◆ Records to use ◆
Content starts

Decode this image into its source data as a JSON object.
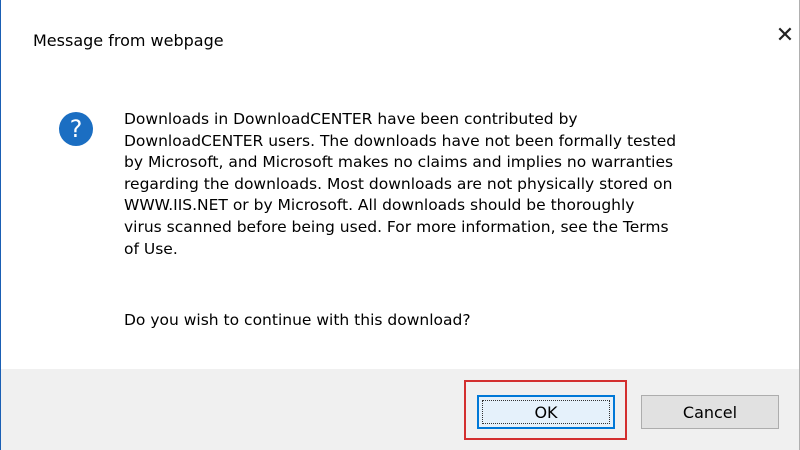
{
  "dialog": {
    "title": "Message from webpage",
    "close_glyph": "✕",
    "icon": "question-icon",
    "message": "Downloads in DownloadCENTER have been contributed by\nDownloadCENTER users.  The downloads have not been formally tested\nby Microsoft, and Microsoft makes no claims and implies no warranties\nregarding the downloads.  Most downloads are not physically stored on\nWWW.IIS.NET or by Microsoft.  All downloads should be thoroughly\nvirus scanned before being used. For more information, see the Terms\nof Use.",
    "prompt": "Do you wish to continue with this download?",
    "buttons": {
      "ok_label": "OK",
      "cancel_label": "Cancel"
    },
    "colors": {
      "icon_blue": "#1b6ec2",
      "focus_blue": "#0078d7",
      "highlight_red": "#d32f2f"
    }
  }
}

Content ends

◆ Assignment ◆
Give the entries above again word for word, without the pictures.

◆ Solution to the exercise ◆
Decode this image into its source data as a JSON object.
{
  "dialog": {
    "title": "Message from webpage",
    "close_glyph": "✕",
    "icon": "question-icon",
    "message": "Downloads in DownloadCENTER have been contributed by\nDownloadCENTER users.  The downloads have not been formally tested\nby Microsoft, and Microsoft makes no claims and implies no warranties\nregarding the downloads.  Most downloads are not physically stored on\nWWW.IIS.NET or by Microsoft.  All downloads should be thoroughly\nvirus scanned before being used. For more information, see the Terms\nof Use.",
    "prompt": "Do you wish to continue with this download?",
    "buttons": {
      "ok_label": "OK",
      "cancel_label": "Cancel"
    },
    "colors": {
      "icon_blue": "#1b6ec2",
      "focus_blue": "#0078d7",
      "highlight_red": "#d32f2f"
    }
  }
}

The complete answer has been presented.